(Component data from apps and pages)

====

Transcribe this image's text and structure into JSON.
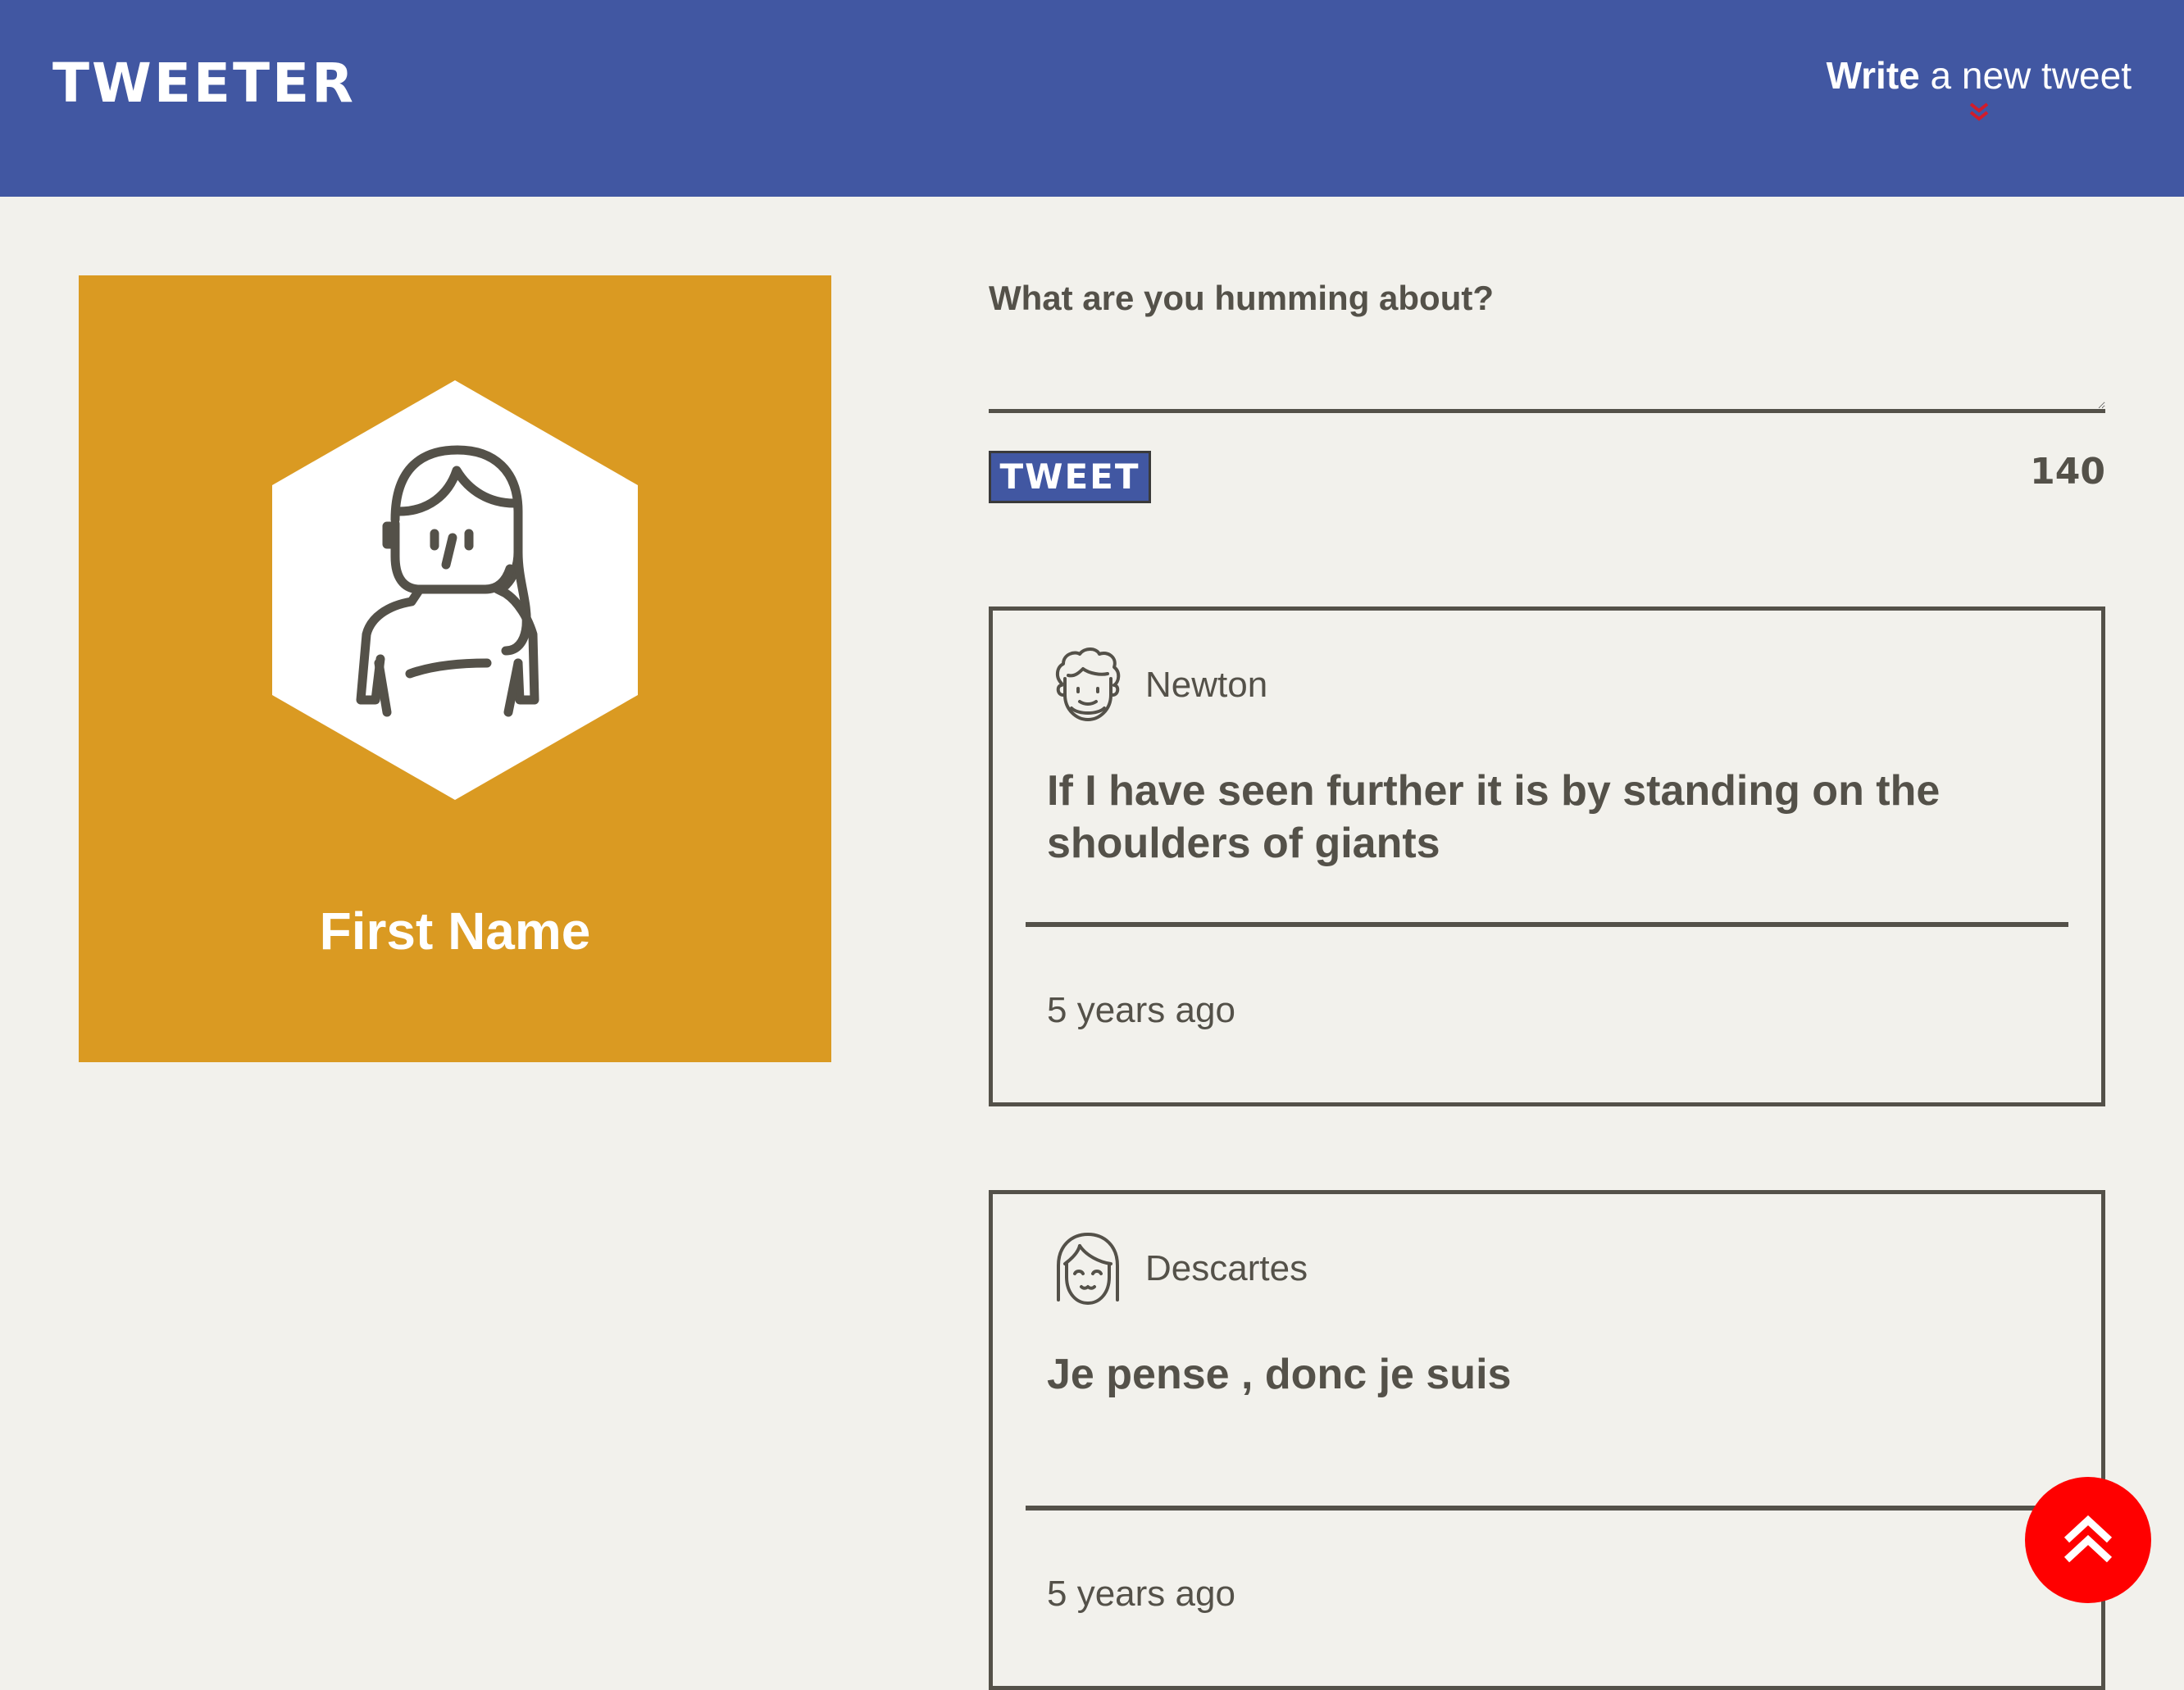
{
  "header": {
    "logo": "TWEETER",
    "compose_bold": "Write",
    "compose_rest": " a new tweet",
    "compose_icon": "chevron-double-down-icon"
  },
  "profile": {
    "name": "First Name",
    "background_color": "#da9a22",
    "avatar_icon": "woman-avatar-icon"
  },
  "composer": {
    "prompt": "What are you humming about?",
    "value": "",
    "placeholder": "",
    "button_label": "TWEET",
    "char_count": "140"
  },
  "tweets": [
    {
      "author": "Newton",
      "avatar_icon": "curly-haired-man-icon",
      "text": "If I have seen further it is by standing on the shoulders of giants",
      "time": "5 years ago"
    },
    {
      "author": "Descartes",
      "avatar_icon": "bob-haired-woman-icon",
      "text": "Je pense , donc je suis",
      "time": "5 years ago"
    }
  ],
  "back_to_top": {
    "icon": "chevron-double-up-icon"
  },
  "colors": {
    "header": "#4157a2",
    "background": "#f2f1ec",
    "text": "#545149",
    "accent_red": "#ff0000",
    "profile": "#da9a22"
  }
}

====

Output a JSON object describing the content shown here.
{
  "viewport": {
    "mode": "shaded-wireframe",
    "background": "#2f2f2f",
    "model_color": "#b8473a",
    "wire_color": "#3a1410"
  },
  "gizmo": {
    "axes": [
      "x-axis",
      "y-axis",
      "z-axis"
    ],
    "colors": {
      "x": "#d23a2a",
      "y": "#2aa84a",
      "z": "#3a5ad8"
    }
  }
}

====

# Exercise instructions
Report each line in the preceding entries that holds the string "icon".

# Reply to the task
    "compose_icon": "chevron-double-down-icon"
    "avatar_icon": "woman-avatar-icon"
      "avatar_icon": "curly-haired-man-icon",
      "avatar_icon": "bob-haired-woman-icon",
    "icon": "chevron-double-up-icon"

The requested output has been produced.